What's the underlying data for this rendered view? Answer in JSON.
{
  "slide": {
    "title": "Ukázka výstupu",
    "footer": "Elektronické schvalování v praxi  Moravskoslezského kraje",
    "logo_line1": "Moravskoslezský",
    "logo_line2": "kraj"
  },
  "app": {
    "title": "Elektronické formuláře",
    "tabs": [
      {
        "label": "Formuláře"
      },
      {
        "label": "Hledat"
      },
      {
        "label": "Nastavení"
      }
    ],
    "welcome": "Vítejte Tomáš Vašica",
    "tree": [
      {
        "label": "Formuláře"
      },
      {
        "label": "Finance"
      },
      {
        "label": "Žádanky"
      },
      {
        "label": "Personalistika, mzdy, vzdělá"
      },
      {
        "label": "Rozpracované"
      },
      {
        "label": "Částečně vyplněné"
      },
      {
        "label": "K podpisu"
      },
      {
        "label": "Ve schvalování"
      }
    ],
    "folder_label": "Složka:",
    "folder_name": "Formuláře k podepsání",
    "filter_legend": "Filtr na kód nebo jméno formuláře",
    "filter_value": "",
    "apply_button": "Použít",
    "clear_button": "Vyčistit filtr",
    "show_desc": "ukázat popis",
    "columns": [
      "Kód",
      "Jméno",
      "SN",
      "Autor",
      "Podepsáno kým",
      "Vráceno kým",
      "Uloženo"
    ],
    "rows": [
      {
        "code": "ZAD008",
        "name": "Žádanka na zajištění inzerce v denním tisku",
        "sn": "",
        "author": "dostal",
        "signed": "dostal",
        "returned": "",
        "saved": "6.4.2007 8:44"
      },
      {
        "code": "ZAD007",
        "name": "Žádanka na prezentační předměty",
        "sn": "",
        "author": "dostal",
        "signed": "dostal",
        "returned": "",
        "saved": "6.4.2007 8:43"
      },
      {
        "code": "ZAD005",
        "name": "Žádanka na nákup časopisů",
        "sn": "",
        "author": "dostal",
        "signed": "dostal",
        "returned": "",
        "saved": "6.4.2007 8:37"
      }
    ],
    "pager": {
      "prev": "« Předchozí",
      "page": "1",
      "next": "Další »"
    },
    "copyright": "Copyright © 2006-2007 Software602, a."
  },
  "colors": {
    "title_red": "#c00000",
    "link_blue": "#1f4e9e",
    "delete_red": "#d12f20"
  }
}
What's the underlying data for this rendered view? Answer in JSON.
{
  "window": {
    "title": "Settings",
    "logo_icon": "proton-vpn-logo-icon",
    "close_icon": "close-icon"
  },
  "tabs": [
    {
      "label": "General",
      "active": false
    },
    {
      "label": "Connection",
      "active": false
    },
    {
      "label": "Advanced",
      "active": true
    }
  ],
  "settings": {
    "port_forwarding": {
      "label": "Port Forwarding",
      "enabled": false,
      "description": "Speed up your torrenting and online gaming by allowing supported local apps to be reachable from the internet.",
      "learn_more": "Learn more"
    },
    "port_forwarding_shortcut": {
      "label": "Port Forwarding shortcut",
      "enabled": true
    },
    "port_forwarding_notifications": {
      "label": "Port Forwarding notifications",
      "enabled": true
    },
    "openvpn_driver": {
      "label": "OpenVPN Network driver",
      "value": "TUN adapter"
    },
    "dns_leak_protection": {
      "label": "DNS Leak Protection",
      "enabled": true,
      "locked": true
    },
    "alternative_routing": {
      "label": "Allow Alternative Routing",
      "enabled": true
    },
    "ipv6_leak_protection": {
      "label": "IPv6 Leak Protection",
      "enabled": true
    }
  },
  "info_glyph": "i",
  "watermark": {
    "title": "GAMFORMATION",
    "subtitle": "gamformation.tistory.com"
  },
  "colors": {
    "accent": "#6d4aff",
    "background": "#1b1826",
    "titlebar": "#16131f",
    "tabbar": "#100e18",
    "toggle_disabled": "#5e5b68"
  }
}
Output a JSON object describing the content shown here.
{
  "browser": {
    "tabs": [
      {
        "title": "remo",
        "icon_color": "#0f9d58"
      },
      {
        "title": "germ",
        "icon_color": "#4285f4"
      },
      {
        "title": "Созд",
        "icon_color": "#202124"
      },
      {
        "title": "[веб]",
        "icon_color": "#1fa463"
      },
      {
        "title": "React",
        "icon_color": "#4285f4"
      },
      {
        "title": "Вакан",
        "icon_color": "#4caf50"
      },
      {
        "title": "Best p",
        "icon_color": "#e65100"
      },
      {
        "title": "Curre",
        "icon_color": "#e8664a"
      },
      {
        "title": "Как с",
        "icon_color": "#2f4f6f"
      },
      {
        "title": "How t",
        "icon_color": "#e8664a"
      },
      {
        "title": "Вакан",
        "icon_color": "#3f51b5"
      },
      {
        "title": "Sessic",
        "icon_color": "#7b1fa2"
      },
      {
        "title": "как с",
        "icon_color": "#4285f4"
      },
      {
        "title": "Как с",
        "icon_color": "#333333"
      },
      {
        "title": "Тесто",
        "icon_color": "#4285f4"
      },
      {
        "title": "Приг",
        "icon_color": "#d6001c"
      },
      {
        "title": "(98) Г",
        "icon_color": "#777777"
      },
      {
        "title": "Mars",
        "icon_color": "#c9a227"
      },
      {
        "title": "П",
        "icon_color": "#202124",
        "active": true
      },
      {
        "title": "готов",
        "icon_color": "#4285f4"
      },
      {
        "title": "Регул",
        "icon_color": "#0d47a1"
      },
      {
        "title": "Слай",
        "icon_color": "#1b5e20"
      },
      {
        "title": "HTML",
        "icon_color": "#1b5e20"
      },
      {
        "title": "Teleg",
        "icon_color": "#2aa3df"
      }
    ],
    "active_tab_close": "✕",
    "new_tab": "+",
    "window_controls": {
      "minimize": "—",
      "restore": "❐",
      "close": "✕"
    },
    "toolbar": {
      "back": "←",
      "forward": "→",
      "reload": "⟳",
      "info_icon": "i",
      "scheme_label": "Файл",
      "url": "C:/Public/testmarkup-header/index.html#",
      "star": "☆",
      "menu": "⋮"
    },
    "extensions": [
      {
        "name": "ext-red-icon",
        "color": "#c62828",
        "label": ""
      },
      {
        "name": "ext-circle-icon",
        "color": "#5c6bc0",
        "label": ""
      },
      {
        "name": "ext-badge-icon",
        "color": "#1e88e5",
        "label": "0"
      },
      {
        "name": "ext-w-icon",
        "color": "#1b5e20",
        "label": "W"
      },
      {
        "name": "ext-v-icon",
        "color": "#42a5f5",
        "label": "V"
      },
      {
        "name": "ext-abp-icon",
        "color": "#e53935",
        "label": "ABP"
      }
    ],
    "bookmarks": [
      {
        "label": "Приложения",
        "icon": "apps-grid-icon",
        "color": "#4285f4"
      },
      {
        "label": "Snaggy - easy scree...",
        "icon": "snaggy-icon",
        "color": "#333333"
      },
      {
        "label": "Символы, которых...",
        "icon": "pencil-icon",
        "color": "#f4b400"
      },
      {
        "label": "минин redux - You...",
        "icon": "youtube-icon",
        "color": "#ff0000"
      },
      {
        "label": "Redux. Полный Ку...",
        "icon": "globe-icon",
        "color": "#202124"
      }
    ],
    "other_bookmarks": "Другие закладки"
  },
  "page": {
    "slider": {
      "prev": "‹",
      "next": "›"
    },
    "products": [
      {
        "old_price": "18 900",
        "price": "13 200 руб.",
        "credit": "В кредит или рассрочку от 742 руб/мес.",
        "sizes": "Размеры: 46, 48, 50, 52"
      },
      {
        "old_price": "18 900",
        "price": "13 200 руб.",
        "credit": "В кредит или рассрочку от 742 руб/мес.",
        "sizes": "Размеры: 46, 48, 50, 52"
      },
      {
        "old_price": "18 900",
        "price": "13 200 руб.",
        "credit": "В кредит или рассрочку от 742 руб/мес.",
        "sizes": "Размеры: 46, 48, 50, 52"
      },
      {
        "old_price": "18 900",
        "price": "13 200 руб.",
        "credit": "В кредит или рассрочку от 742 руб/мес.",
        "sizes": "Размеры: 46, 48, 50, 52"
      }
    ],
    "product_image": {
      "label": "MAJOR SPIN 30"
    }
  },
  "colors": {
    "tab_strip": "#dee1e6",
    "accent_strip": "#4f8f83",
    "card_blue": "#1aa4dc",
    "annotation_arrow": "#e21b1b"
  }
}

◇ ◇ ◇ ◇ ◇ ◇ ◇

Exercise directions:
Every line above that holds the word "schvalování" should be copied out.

Problem solution:
    "footer": "Elektronické schvalování v praxi  Moravskoslezského kraje",
        "label": "Ve schvalování"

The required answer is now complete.